Personally, I can’t say I’ve heard much about COUGAR before, hence why I thought I’d share a quick little bio about them with you. They seem to have quite few different components to offer up, ranging from a variety of PSUs, to fans, and some different looking cases. One thing to note, though, orange definitely seems to be their color. From their website to their fans, COUGAR decks out everything in orange and black; they might as well be called Tiger for their color scheme. Anyhow, that’s enough of an intro to COUGAR; today, we’ll be taking a look at one of their most recent creations, the Evolution – an enthusiastic full tower chassis. Let’s dive right into this one and take a closer look – less talk, more pictures!
Okay, so I’m not starting out with the most exciting pictures, and I know many of you will skip right on to the next page without even having read this line, but the box often says a lot about the product. Sometimes, companies clearly spend too much on the box and not on the product; other times, there is a simple box and an excellent product. Sometimes, there’s no correlation at all. Nonetheless, you’re getting the box pictures whether you want them or not.
This box is one of my favorite types; simple, plain, and just brown cardboard with black print. It has nice hand holes to pick up and carry into the house – something a lot of case boxes still don’t have for whatever reason. The front of the box has an inverse drawing of the case itself, along with a large COUGAR logo and “Evolution” written out twice. A nice UPS packing slip covers up the box a little, but having to destroy the box when removing it, you’ll need to use your imagination to “see” the black color beneath.
The back of the box presents a little information about the features of the chassis. There are nice HDD trays compatible with 3.5” and 2.5” drives, support for long (12”) video cards, and an integrated fan speed controller. We also see here – for the first time – the reference to the case as a “midi” tower, which makes it sound smaller than it ought to be. Regardless of this name, it is still officially classified as a full tower chassis. The left and right sides of the box are about identical; you’ll find here another large shipping label on one side and a color denotation panel on the other. The case only comes in black, so I’m not so sure it’s 100% necessary to have the color panel, but perhaps they will plan to market an orange version in the future. Either way, that’s the box; don’t feel so overwhelmed.
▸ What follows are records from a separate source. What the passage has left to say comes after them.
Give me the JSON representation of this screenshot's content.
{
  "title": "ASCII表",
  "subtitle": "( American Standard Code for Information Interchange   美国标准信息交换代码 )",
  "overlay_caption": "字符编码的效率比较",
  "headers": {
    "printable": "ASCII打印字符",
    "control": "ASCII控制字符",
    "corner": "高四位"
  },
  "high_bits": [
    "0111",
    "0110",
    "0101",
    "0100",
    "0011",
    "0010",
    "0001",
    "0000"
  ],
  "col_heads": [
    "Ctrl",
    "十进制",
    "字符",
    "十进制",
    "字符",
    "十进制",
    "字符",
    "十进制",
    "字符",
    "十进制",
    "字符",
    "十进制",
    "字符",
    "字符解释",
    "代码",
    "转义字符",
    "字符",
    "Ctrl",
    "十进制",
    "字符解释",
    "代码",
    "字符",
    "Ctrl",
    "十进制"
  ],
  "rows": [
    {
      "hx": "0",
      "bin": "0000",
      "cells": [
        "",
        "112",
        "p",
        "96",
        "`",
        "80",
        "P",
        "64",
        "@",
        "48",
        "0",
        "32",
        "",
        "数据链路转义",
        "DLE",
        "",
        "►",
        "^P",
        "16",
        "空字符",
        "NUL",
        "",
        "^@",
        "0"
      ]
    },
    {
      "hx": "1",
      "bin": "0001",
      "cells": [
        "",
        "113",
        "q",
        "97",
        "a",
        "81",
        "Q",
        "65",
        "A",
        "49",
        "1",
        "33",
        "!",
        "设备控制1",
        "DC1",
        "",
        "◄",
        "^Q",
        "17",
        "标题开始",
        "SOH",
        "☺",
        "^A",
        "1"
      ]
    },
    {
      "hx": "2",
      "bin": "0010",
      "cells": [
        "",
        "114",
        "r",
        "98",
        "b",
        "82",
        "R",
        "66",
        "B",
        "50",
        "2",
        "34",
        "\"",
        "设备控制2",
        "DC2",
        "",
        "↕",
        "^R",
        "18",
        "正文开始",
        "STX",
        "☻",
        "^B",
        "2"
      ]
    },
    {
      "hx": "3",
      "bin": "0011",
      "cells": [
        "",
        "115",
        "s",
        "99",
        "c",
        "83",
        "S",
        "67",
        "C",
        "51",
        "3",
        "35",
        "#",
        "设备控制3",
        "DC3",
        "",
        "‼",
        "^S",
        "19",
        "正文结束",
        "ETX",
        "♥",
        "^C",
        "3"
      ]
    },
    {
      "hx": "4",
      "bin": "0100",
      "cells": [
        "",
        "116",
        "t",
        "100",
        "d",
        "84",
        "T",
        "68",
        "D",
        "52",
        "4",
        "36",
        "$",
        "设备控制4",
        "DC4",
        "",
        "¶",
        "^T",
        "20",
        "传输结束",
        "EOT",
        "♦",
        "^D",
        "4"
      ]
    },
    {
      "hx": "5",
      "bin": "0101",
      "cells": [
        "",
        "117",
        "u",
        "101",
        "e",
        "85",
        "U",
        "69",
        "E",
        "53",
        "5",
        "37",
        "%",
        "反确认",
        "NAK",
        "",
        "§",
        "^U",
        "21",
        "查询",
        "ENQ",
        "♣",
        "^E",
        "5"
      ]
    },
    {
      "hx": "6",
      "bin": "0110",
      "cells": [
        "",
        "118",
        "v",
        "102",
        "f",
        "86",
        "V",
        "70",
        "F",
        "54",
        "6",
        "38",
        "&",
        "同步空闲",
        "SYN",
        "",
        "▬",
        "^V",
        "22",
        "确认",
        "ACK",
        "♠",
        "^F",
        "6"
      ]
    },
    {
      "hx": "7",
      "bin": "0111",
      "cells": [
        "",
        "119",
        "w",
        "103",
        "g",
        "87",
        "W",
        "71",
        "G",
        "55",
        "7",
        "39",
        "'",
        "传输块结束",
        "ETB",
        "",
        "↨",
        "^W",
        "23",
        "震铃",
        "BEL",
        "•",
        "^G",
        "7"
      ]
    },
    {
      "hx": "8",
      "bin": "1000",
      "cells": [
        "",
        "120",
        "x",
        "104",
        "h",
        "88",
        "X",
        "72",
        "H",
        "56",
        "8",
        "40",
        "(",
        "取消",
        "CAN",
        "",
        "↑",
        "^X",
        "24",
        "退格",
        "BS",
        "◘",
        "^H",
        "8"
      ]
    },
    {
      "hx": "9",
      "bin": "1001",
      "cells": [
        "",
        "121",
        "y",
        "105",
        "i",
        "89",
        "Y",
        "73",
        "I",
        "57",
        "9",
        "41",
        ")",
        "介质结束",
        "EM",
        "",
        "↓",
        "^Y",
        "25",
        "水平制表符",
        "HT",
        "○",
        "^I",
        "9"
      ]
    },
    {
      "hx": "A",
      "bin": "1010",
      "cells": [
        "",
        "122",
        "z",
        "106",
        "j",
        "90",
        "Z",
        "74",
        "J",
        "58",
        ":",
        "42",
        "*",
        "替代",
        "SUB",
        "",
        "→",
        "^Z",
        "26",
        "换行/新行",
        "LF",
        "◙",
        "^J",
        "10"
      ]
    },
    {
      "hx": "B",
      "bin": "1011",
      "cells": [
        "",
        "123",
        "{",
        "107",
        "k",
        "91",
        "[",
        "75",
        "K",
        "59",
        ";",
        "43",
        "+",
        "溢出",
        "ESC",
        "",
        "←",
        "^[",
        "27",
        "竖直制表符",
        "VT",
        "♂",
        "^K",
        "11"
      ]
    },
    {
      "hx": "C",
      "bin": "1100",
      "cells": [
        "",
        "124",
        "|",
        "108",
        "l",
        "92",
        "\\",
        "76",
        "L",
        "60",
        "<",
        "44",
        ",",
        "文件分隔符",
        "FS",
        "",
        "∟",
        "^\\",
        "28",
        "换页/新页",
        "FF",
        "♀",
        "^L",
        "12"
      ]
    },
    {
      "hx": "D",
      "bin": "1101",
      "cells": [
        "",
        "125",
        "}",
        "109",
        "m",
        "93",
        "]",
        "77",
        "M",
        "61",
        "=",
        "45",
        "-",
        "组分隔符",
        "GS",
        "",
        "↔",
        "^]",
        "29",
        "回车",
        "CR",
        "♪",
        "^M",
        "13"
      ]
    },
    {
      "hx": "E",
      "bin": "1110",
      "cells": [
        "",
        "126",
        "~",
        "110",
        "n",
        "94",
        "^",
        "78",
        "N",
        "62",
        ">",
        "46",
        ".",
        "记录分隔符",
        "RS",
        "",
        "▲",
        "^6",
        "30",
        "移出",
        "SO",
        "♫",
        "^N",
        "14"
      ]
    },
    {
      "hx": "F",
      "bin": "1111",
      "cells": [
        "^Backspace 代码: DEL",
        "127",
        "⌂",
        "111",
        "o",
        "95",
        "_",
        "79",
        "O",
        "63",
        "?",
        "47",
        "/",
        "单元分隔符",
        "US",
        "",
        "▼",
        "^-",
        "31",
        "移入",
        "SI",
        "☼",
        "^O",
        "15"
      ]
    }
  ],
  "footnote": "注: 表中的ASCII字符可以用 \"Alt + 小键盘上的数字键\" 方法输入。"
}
Cutting open the top of the box, you will find your usual foam caps and cloth chassis-protecting bag inside; not really too much to say about that. I do find this to be the most exciting part of getting any new hardware though; opening it up. Pulling it out of the box and setting the case down, I find the case enclosed in a great packing job and in one piece; just as it should.